On 2 August 2018, the Bank of England raised its base rate by 0.25%, from 0.5% to 0.75%. It is the first time since March 2009 that the interest rate has been higher than 0.5%. While the rise may be welcomed by savers, some 3.5 million mortgage customers with variable or tracker mortgages will have seen their payments go up.
The Bank of England has been looking to increase rates for some months now, and this current move comes alongside an increase in the growth rate of the UK economy, which rose from 0.2% in the first quarter of the year to 0.4% last quarter. The Bank’s governor, Mark Carney, has also suggested that further rate rises could be on the horizon, with financial markets forecasting one or two further hikes of 0.25% before 2020.
How will it impact different mortgage types?
Homeowners in East Anglia with fixed-rate mortgages won’t need to worry about their mortgage payments going up. Those with a tracker or other type of mortgage directly linked to the Bank of England base rate will see their mortgage rate increase by 0.25%, and their monthly payment increase accordingly. Lenders’ standard variable rates, and other products linked to the SVR such as discounted rates, will likely increase by the same amount – although borrowers should be aware that lenders set their own variable rates and are within their rights to change their rates by less, or more, than the Bank of England rate change.
How much will my payments increase with the new rate?
The table below takes a typical current tracker interest rate of 2.5% and shows how much your monthly payments could increase based on the most recent 0.25% interest rate increase.
|Mortgage amount||Old monthly repayment (2.5%)||New monthly repayment (2.75%)|

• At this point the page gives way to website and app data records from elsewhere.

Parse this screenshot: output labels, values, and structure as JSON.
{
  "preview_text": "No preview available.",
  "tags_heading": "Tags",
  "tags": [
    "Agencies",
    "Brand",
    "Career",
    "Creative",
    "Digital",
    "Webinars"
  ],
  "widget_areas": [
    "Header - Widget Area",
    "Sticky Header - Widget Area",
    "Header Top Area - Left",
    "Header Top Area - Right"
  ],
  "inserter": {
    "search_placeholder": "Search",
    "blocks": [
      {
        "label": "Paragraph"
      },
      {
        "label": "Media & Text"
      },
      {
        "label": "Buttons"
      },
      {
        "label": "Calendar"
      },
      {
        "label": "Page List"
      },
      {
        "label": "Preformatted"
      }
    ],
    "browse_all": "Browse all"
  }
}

According to the latest data from the Office for National Statistics, the average house price in the East of England is £293,000, compared to the national average of £228,000. Assuming a pre-increase interest rate of 2.5%, and an average loan-to-value for owner occupiers of around 50% (i.e. an average outstanding mortgage of £146,500), the latest rate increase would see the average homeowner in East Anglia face an increase in mortgage payments of £19 per month, from £657 to £676.
What are your next steps?
While the most recent interest rate rise may not in isolation have a substantial impact on the average homeowner in East Anglia, the spectre of one or more further increases in the coming months means that mortgage holders should pay attention to their current mortgage deal, and give consideration to whether a change of mortgage or product in the near future would be advantageous.
Customers on variable or tracker mortgages may want to consider, where possible and relevant, switching to a fixed rate before further interest rate hikes, while those coming towards the end of a current fixed-rate deal should start looking at their product and remortgage options now. It’s also worth speaking to an impartial mortgage adviser, such as our remortgage specialists here at The Mortgage Centres, who can help you find the best deal or simply advise on your best course of action.